id=”article-body” class=”row” section=”article-body”Tyler Lizenby/CNET If you’re looking for more horsepower from your home network, a new Wi-Fi router might be in order. Problem is, shopping for an upgrade can get confusing in a hurry. What does all of the jargon mean? How fast is fast enough? Is it worth it to spend extra for a multipoint mesh router, or for one that supports the newest version of Wi-Fi, called Wi-Fi 6?

Don’t feel overwhelmed. There are certainly lots of specs and technical nuances that go with wireless networking, but if you’re just looking for a reliable router that you don’t need to think about too much, you’ll do just fine if you understand a few key basics. Here’s what to know before you zero in on a purchase.

Speed ratings are basically bullsh*t

I’ve written about this before, but it bears repeating: The speed ratings you’ll see on the packaging as you stroll down the router aisle are essentially meaningless.

Enlarge Image”Combined speeds” is a meaningless, misleading term.
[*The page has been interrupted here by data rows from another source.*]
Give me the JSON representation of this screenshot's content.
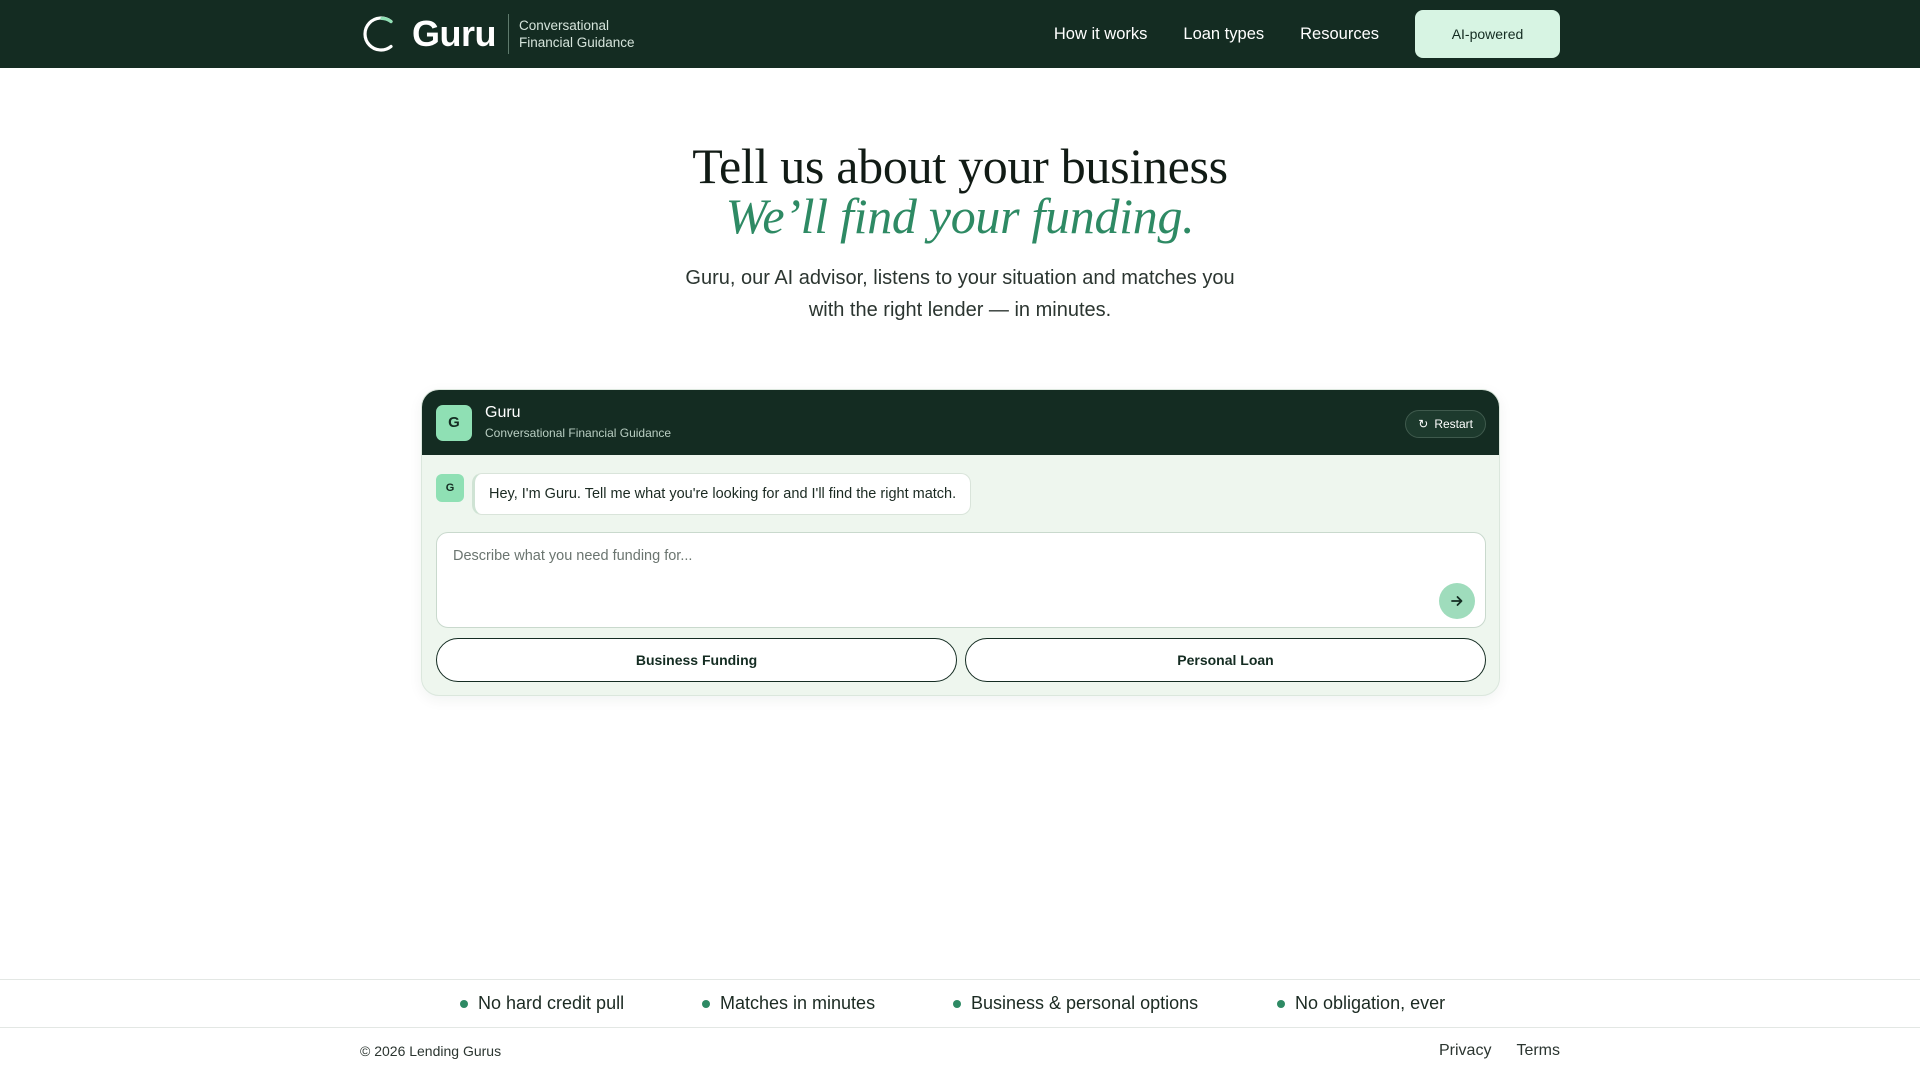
{
  "brand": {
    "name": "Guru",
    "tagline_line1": "Conversational",
    "tagline_line2": "Financial Guidance"
  },
  "nav": {
    "links": [
      "How it works",
      "Loan types",
      "Resources"
    ],
    "cta_label": "AI-powered"
  },
  "hero": {
    "title": "Tell us about your business",
    "title_accent": "We’ll find your funding.",
    "subtitle": "Guru, our AI advisor, listens to your situation and matches you with the right lender — in minutes."
  },
  "chat": {
    "avatar_initial": "G",
    "name": "Guru",
    "description": "Conversational Financial Guidance",
    "restart_icon": "↻",
    "restart_label": "Restart",
    "messages": [
      {
        "sender_initial": "G",
        "text": "Hey, I'm Guru. Tell me what you're looking for and I'll find the right match."
      }
    ],
    "input": {
      "placeholder": "Describe what you need funding for...",
      "value": ""
    },
    "send_icon": "arrow-right-icon",
    "options": [
      "Business Funding",
      "Personal Loan"
    ]
  },
  "features": [
    "No hard credit pull",
    "Matches in minutes",
    "Business & personal options",
    "No obligation, ever"
  ],
  "footer": {
    "copyright": "© 2026 Lending Gurus",
    "links": [
      "Privacy",
      "Terms"
    ]
  },
  "colors": {
    "nav_bg": "#142c22",
    "accent_green": "#2e8a64",
    "mint": "#d7f4e3",
    "chat_bg": "#eef6ee",
    "avatar_mint": "#8fe0b4"
  }
}
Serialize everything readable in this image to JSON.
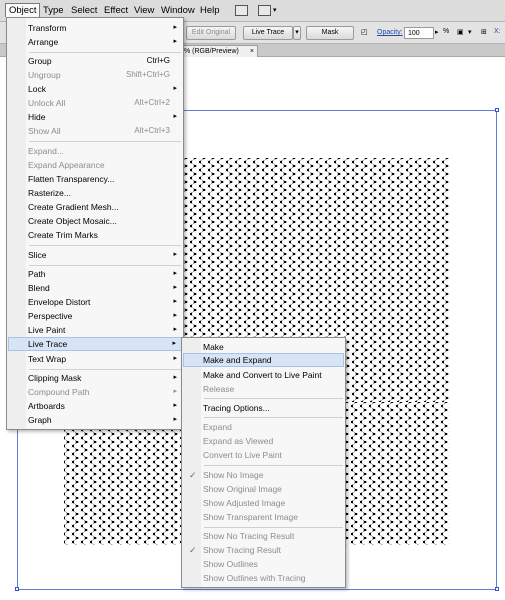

For instance, this router makes it seem like it can hit speeds of 2.2Gbps (2,200Mbps), 리니지프리서버홍보 but in reality, its fastest band has a top speed of 867Mbps — and that’s only in a controlled lab environment.

Ry Crist/CNET I’m talking about figures like “AC1200” and “AX6000.” The letters there tell you what version of Wi-Fi the router supports — “AC” for Wi-Fi 5, or 802.11ac and “AX” for Wi-Fi 6, also known as 802.11ax. The numbers give you a rough sense of the combined speeds of each of the router’s bands — typically 2.4 and 5GHz, and perhaps a second 5GHz band if we’re talking about a triband router.

The problem is that you can only connect to one of those bands at a time. When you add their top speeds together, 우아미서버 the result is a highly inflated figure that doesn’t represent the speeds you’ll actually experience. If it’s a triband mesh router that uses that third band as a dedicated connection between the router and 리니지프리서버 its extenders, then that band’s speeds don’t directly apply to your device connections at all. 

To make matters worse, those top speeds on the box are actually theoretical maximums derived from lab-based manufacturer tests that don’t take real-world factors like distance, physical obstructions or network congestion into account. Even at close range, your actual connection will be a lot slower.

None of that stops manufacturers from using those speed ratings to describe how fast their products are. For instance, that hypothetical AX6000 router might claim to support speeds of up to 6,000Mbps — which is nonsense. A router is only as fast as its fastest band. Don’t be fooled.

Your ISP sets the speed limit

Keep in mind that it doesn’t matter how fast your router is — you’ll only be able to connect as fast as the plan from your internet service provider allows. If you’re paying for download speeds of, say, 100Mbps, then that’s as fast as your router will …